→ **The task**: Word for word, copy the records and drop the pictures.

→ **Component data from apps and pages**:

============================================================

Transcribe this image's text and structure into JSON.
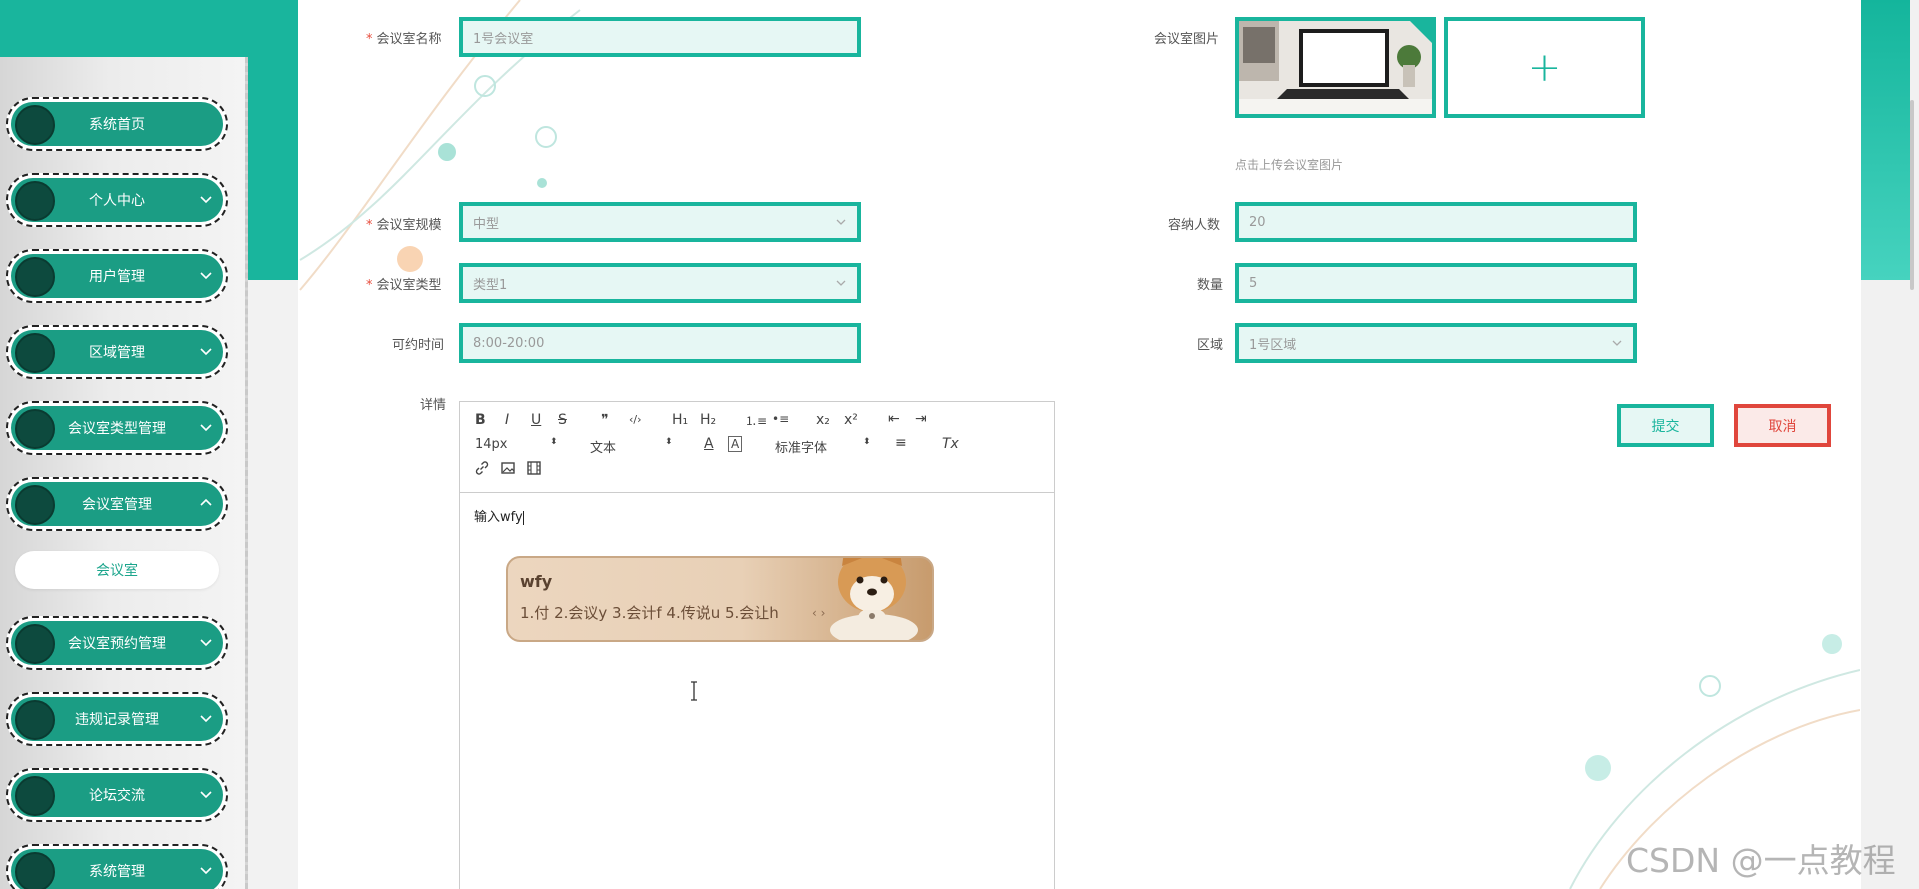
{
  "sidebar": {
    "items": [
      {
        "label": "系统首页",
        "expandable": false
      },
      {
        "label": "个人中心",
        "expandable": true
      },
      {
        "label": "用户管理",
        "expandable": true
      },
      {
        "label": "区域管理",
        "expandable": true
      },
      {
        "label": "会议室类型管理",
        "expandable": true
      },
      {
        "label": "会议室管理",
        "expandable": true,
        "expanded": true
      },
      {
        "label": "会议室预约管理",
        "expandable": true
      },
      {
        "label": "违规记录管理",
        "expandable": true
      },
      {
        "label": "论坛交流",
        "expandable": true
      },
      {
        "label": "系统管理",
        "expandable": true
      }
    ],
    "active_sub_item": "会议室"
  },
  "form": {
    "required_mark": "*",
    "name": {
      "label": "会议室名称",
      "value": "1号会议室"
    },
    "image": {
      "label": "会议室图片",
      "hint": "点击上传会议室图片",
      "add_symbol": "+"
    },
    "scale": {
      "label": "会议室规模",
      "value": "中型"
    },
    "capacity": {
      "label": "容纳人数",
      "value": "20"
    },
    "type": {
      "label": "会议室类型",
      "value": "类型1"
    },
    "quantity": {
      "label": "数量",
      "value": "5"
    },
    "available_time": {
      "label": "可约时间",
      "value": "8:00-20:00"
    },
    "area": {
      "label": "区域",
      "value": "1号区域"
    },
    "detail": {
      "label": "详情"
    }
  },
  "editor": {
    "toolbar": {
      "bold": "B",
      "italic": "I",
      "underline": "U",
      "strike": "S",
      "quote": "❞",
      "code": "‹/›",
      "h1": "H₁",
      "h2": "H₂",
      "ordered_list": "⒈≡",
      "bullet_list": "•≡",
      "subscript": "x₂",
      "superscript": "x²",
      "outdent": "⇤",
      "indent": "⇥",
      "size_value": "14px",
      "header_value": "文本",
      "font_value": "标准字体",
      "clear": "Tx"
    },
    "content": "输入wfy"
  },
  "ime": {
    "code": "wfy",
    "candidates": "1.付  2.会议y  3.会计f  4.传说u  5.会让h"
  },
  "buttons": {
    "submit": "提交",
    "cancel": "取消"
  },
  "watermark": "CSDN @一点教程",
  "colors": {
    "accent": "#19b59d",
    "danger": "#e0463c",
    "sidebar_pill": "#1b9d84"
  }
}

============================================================

→ **Solution to this task**:
Transcribe this image's text and structure into JSON.
{
  "sidebar": {
    "items": [
      {
        "label": "系统首页",
        "expandable": false
      },
      {
        "label": "个人中心",
        "expandable": true
      },
      {
        "label": "用户管理",
        "expandable": true
      },
      {
        "label": "区域管理",
        "expandable": true
      },
      {
        "label": "会议室类型管理",
        "expandable": true
      },
      {
        "label": "会议室管理",
        "expandable": true,
        "expanded": true
      },
      {
        "label": "会议室预约管理",
        "expandable": true
      },
      {
        "label": "违规记录管理",
        "expandable": true
      },
      {
        "label": "论坛交流",
        "expandable": true
      },
      {
        "label": "系统管理",
        "expandable": true
      }
    ],
    "active_sub_item": "会议室"
  },
  "form": {
    "required_mark": "*",
    "name": {
      "label": "会议室名称",
      "value": "1号会议室"
    },
    "image": {
      "label": "会议室图片",
      "hint": "点击上传会议室图片",
      "add_symbol": "+"
    },
    "scale": {
      "label": "会议室规模",
      "value": "中型"
    },
    "capacity": {
      "label": "容纳人数",
      "value": "20"
    },
    "type": {
      "label": "会议室类型",
      "value": "类型1"
    },
    "quantity": {
      "label": "数量",
      "value": "5"
    },
    "available_time": {
      "label": "可约时间",
      "value": "8:00-20:00"
    },
    "area": {
      "label": "区域",
      "value": "1号区域"
    },
    "detail": {
      "label": "详情"
    }
  },
  "editor": {
    "toolbar": {
      "bold": "B",
      "italic": "I",
      "underline": "U",
      "strike": "S",
      "quote": "❞",
      "code": "‹/›",
      "h1": "H₁",
      "h2": "H₂",
      "ordered_list": "⒈≡",
      "bullet_list": "•≡",
      "subscript": "x₂",
      "superscript": "x²",
      "outdent": "⇤",
      "indent": "⇥",
      "size_value": "14px",
      "header_value": "文本",
      "font_value": "标准字体",
      "clear": "Tx"
    },
    "content": "输入wfy"
  },
  "ime": {
    "code": "wfy",
    "candidates": "1.付  2.会议y  3.会计f  4.传说u  5.会让h"
  },
  "buttons": {
    "submit": "提交",
    "cancel": "取消"
  },
  "watermark": "CSDN @一点教程",
  "colors": {
    "accent": "#19b59d",
    "danger": "#e0463c",
    "sidebar_pill": "#1b9d84"
  }
}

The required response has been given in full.